A common question I encounter from potential customer clients has to do with the level of responsibility or duty their broker owed them. It typically comes as a great surprise to these customers that not all stockbrokers are legally required to act in their customer’s best interest. In order for a broker to be held to this standard, that broker must owe the customer a fiduciary duty.
A fiduciary duty means that when a broker makes a recommendation to the customer, the broker’s motivation must, legally, be in the customer’s “best interest”. For most brokers, that is their motivation. Where it is not, trouble can ensue. The extent to which such a duty continues after the purchase of a recommended security has resulted in decades of court decisions.
If the customer owned a discretionary or “managed account,” where the broker does not need the customer’s approval before each transaction – where it is the broker making the ultimate investment decision – a fiduciary duty most likely exists for the duration of the relationship. Most courts and arbitrators hold that in the case of discretionary accounts, the broker and the brokerage firm have taken it upon themselves to have a continuing fiduciary duty to the customer. The question gets more interesting in cases involving non-discretionary accounts, which make up most brokerage accounts.
In addition to discretionary accounts, Fee-Only brokers owe a fiduciary duty to their customers. Fee-Only brokers are Registered Investment Advisors that do not accept any fees or compensation based on account transactions or product sales. In other words, their compensation is not dictated by the activity in the account. These brokers are paid an annual fee – typically based on the size of the account – but can also charge a flat retainer or be paid an hourly for advisory services. However, there are also instances where a broker can be found to owe a fiduciary duty in non-discretionary or commission-based accounts.

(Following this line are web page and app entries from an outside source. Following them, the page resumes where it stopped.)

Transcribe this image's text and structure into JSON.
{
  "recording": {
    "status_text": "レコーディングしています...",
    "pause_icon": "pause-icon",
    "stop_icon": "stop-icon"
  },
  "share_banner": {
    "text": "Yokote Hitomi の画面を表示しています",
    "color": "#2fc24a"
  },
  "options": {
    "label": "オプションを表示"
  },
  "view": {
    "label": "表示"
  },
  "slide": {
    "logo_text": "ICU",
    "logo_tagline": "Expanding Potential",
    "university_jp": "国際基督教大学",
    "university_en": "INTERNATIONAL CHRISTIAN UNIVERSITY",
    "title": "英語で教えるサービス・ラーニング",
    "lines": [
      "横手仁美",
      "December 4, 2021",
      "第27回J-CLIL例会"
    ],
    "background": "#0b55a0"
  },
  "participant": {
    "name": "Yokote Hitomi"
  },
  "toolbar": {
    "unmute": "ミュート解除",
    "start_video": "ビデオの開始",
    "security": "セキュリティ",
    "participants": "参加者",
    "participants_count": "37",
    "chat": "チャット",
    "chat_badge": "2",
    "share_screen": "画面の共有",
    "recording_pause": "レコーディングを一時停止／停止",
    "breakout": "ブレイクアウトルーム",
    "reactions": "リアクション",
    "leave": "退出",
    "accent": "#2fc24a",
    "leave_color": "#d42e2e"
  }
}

To establish a fiduciary relationship, courts have said that a customer must show that the broker was “under a duty to act for or to give advice for the benefit” of the customer “upon matters within the scope of the relation.”[iii] This standard does not require that there be a formal contract or agreement, like one would have in opening a discretionary account, so there are circumstances where a broker would owe a customer a fiduciary duty for a non-discretionary account. This is partially why breach of fiduciary duty claims continue to represent a substantial percentage of FINRA customer arbitration claims. In order to find that such a duty existed and was breached turns on a determination of the facts particular to each claim.
In Leib v. Merrill Lynch, Pierce, Fenner & Smith, a frequently cited decision concerning a broker’s fiduciary duty, the court held that when a broker takes control over a non-discretionary account, “the broker owes his customer the same fiduciary duties as he would have had the account been discretionary from the moment of its creation.” The Leib court listed four fiduciary duties that are often used as guidelines by customer attorneys and defense attorneys alike:
- Manage the account in a manner directly comporting with the needs and objectives of the customer;
- Keep informed regarding the changes in the market which affect his customer’s interests and act responsively to protect those interests;
- Keep his customer informed as to each completed transaction; and,
- Explain forthrightly the practical impact and potential risks of the course of dealing in which the broker is engaged.
In De Kwiatkowski v. Bear Stearns & Co, the Federal Second Circuit Court of Appeals in New York (in a case involving a non-discretionary customer account) drew a distinction between a broker’s obligation when he recommends an investment and any obligation thereafter. The obligation of a broker, said the Appeals Court, depends on his decision to extend his legal obligation beyond that which he would otherwise be responsible for. When the broker assumes that greater responsibility, he has become the customer’s fiduciary, with the litany of responsibilities that continue as long as that special relationship exists.
Court rulings show that when determining if a broker owes a fiduciary duty, the question is far more nuanced than whether or not the account was discretionary in nature. In order to get a clear picture of your rights and the obligations your broker owes/owed to you, contact us and speak with attorneys with over 30 years of experience specializing in securities matters.
[i] 2013 WL 5228093 (N.Y.Sup. Sept. 2013).
[ii] See Kurtzman v. Bergstol, 40 A.D.3d 588, 590, 835 N.Y.S.2d 644 (2d Dept 2007).